We are all entitled to our own opinions, goes the old saw, but not to our own facts.
That was true up until around the 1960s or so, whereupon a variety of philosophers in major US universities, mostly French and led by Jacques Derrida, decided that we are, in fact, entitled to our own facts as well. Postmodernist “deconstructionism” began with the perfectly sensible and even banal observation that literature could not be discussed without acknowledging the cultural baggage of both author and reader, and that the meaning of a text was not something fixed and eternal but the product of the reader’s mind in conjuncttion with the author’s.
But its influence spread beyond literature, into other areas of study. As Barbara Ehrenreich put it, “Students taking courses in literature, film, ‘cultural studies’, and even, in some cases, anthropology and political science, were taught that the world is just a ‘text’ about which you can say anything you want, provided you say it murkily enough.” She claimed that one of her children reported you could be marked down for writing “reality” without putting it in inverted commas. According to Francis Wheen, in his fantastic book How Mumbo Jumbo Conquered The World, science and politics fell under this reality-denying spell: it became impossible to critique either, since they were fictions, “like truth, justice, law and all other linguistic ‘constructs’”. Michel Foucault, another of the great deconstructionists, went to Iran and fell in love with the “beauty” of its savage theocratic regime. Wheen reports that, when asked about the brutal repression of dissidents and free speech in the country, Foucault replied “They don’t have the same regime of truth as ours.”
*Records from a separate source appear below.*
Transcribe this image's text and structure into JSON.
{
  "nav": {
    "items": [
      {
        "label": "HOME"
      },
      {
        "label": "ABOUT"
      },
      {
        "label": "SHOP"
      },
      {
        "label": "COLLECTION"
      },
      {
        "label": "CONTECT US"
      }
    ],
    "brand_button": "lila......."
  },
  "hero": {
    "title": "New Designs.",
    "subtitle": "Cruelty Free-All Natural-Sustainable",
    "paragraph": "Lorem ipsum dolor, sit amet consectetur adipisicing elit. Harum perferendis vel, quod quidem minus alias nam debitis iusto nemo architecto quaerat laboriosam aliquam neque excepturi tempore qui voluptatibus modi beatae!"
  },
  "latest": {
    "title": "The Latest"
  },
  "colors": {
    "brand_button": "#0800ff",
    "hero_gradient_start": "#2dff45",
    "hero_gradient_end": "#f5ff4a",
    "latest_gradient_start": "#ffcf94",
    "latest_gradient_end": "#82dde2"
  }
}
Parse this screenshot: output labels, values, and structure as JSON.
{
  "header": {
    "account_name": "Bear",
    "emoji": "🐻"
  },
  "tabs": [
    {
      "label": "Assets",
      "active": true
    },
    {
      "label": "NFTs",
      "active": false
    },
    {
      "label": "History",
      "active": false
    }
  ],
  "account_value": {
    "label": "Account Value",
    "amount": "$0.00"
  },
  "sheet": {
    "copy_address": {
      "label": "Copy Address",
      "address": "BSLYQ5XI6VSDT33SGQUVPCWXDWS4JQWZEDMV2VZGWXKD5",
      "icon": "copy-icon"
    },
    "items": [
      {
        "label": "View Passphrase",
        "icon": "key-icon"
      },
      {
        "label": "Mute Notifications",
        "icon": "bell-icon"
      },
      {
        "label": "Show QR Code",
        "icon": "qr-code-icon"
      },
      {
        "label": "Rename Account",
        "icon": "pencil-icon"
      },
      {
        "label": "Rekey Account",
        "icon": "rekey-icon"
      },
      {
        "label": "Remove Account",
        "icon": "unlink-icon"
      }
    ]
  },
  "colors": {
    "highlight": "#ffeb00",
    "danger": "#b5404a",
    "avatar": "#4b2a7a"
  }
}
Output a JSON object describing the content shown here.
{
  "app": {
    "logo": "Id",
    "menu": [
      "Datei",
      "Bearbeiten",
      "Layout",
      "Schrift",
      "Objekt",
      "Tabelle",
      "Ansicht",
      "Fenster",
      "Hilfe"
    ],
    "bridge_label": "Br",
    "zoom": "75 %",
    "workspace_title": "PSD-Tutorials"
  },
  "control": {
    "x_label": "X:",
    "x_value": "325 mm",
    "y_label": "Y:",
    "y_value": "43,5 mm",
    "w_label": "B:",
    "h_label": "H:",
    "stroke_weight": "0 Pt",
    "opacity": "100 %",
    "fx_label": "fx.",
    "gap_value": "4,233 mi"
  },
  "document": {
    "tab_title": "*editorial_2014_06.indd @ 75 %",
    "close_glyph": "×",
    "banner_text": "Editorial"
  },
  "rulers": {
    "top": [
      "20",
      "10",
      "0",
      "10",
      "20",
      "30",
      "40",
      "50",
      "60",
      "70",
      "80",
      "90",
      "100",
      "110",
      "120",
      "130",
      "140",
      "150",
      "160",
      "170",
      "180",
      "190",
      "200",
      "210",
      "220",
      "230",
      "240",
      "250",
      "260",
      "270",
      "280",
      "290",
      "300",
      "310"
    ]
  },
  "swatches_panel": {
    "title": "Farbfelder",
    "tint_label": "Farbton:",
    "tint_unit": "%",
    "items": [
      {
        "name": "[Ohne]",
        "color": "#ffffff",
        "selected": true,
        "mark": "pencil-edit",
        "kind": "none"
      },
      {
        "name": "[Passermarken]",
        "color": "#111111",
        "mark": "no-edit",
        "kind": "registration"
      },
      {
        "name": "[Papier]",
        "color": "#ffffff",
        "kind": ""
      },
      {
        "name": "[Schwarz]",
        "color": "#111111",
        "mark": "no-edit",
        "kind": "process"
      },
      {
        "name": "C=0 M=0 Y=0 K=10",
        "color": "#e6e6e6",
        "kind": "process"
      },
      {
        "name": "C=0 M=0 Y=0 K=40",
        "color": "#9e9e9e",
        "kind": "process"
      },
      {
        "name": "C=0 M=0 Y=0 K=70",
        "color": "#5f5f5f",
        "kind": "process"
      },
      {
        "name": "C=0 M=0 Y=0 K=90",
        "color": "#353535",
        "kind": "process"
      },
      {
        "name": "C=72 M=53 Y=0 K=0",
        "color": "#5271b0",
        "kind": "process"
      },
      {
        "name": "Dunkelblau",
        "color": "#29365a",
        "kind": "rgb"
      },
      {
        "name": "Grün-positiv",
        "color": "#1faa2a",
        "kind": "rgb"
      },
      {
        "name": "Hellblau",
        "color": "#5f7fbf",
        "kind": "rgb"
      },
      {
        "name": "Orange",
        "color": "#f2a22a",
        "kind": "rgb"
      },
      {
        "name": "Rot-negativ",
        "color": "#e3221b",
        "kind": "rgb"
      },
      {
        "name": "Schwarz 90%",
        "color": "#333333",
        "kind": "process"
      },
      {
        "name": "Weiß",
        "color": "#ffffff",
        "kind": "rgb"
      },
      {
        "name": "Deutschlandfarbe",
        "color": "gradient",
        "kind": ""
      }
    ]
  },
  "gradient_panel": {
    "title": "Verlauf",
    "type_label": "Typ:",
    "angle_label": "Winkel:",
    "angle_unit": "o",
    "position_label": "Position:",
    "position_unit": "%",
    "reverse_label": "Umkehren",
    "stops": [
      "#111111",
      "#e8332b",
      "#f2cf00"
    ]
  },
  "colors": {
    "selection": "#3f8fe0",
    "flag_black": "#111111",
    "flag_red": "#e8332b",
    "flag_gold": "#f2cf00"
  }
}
Politics is one thing, but scientific fact, even, somehow got perverted in this strange twilight world. Luce Irigaray, another postmodernist, described E=mc2 as a “sexed equation”, which “privileges the speed of light over other [less masculine] speeds that are vitally necessary to us”, and blamed the failure of science to successfully model chaotic turbulence on the fact that “men have sex organs that protrude and become rigid, [whereas] women have openings that leak menstrual blood and vaginal fluids”.
The nonsense of all this is obvious, or it should be. How fast an object accelerates under gravity does not change according to whether or not the observer is a man or a woman. If you add magnesium to hydrochloric acid you get magnesium chloride and hydrogen gas, regardless of which “regime of truth” you happen to live under. If you doubt the existence of facts of the world, ask yourself whether you’d be happy to establish your own reality by exiting an airliner at 30,000 feet and walking home.
I’m saying all this because the internet has got a bit excited over a technology writer – a technology writer, someone who writes about the products of science – who has “come out” in her column at Yahoo News as a creationist. Virginia Heffernan said that she was “considerably less amused and moved by the character-free Big Bang story (“something exploded”) than by the twisted and picturesque misadventures of Eve and Adam and Cain and Abel and Abraham”. She went on, quoting the Life of Pi author Yann Martel: “1) Life is a story. 2) You can choose your story. 3) A story with God is the better story.”
And, defending her article in a conversation on Twitter with the heroically patient science writer Carl Zimmer, she added: “I’m a creationist on aesthetic grounds. Why bludgeon me with ‘But evolution is TRUE’? Believe your good beliefs; they’re widely shared!”
I’m not going to debunk her utterly flatulent piece with its litany of non-sequiturs and logical fallacies. Others have done a better job of that than I could. But I am going to say that post-modernist “deconstruction”, the belief that we get to choose the reality we live in, is idiotic and harmful. It might be more aesthetically pleasing to you to think that Iranian dissidents aren’t oppressed, they’re just living under a different truth-regime which makes it OK to smash their ankles with hammers when they say things the ayatollahs don’t like. It might be more “amusing and moving” to you to hear a story in which a snake talks to a woman or a man flies on a winged horse than it is to read the careful breakdowns of why astrophysics points to a universe 13.8 billion years old, why the X-ray crystallography of genes, the geographic spread of species and comparative anatomy all point to the same history of evolution, why the heavy elements that make us and the Earth were created in supernovae billions of years ago. (Personally I find that all pretty moving, and utterly astonishing. But you are entitled to your opinions.) But your amusement does not make it true.
Humans evolved from a common ancestor with chimpanzees about 6.3 million years ago. A dozen strands of evidence point to this. How a grown-up can openly admit that they choose their facts on which ones they find more aesthetically pleasing I simply do not understand.